(RECORDS begins)

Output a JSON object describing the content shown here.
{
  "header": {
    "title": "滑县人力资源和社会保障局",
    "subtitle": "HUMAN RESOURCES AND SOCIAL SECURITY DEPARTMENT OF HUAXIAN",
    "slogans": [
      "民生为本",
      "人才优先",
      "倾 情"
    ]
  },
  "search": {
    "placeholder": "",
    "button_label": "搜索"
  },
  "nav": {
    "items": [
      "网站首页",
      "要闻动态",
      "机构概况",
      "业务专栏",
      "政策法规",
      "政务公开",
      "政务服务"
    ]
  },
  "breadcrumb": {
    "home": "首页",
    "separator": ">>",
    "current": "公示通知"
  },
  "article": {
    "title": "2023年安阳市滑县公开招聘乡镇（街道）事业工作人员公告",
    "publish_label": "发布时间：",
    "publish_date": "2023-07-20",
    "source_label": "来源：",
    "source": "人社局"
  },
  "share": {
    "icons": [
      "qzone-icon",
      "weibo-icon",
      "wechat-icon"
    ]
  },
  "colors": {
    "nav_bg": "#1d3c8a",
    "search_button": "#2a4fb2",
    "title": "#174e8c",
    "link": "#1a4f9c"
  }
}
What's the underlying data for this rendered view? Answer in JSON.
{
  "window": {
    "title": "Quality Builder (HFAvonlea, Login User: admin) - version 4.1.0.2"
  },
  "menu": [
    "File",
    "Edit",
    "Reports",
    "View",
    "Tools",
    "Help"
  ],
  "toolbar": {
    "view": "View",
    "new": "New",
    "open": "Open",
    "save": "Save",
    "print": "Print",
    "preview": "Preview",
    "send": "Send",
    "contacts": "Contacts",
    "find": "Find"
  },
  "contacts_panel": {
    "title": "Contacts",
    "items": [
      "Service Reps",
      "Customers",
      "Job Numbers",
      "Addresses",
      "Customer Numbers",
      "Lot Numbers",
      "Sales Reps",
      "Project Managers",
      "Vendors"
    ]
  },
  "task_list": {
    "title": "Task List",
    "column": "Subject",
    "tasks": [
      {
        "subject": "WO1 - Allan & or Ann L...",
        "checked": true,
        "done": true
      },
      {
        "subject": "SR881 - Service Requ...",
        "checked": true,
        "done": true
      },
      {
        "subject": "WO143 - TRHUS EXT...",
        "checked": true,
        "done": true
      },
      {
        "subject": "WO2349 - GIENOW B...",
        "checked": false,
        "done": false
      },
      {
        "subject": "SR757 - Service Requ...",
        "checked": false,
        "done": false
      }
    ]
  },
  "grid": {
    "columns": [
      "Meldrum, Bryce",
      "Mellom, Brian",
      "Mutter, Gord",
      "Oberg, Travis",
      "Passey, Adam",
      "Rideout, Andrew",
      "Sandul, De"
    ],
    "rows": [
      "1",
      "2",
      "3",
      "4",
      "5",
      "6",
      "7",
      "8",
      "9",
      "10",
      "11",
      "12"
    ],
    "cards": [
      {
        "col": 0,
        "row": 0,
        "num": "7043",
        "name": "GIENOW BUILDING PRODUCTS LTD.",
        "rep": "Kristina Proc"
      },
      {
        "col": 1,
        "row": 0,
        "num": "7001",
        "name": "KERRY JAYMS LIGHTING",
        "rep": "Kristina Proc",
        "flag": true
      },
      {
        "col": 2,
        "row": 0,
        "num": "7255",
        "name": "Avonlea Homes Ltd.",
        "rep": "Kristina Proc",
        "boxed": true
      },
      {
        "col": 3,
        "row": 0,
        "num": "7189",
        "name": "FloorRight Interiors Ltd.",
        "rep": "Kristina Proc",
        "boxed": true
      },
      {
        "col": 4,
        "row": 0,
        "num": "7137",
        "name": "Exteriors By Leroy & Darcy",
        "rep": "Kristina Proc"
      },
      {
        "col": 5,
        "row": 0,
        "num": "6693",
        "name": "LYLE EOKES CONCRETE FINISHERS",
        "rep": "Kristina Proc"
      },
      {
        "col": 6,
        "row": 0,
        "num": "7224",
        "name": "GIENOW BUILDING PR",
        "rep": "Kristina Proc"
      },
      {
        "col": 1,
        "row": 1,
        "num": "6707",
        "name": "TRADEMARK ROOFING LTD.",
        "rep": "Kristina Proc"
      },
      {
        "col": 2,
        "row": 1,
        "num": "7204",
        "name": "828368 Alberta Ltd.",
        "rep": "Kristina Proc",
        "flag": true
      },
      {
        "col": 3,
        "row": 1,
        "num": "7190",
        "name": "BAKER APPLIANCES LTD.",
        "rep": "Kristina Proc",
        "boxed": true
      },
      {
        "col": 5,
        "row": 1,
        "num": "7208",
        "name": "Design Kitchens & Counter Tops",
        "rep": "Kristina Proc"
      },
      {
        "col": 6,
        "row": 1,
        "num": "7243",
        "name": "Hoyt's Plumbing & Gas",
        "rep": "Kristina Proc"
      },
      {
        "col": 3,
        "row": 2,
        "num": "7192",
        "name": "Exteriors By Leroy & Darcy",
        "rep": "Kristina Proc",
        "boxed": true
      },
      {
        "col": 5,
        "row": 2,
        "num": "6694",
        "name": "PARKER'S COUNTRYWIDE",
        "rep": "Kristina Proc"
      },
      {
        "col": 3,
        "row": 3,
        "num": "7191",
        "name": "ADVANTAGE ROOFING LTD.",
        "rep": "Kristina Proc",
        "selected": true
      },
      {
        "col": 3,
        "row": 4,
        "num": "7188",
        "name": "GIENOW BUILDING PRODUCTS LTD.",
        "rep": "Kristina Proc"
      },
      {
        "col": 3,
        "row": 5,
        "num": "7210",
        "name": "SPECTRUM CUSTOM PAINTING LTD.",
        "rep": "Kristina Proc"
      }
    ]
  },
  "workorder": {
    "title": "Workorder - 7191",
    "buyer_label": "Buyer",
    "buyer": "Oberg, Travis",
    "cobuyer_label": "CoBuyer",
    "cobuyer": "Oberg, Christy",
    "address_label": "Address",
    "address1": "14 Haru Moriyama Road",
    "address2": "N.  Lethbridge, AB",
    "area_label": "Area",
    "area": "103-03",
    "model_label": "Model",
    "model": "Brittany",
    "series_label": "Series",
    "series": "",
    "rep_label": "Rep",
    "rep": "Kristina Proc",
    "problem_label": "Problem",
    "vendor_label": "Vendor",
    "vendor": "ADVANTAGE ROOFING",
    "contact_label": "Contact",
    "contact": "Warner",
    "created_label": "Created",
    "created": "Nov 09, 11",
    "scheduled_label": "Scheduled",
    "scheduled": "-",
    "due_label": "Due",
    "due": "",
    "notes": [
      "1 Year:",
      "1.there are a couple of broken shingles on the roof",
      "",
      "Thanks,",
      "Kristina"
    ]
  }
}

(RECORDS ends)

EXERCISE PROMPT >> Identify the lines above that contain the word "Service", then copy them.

SOLUTION TO THIS TASK >>
      "Service Reps",
        "subject": "SR881 - Service Requ...",
        "subject": "SR757 - Service Requ...",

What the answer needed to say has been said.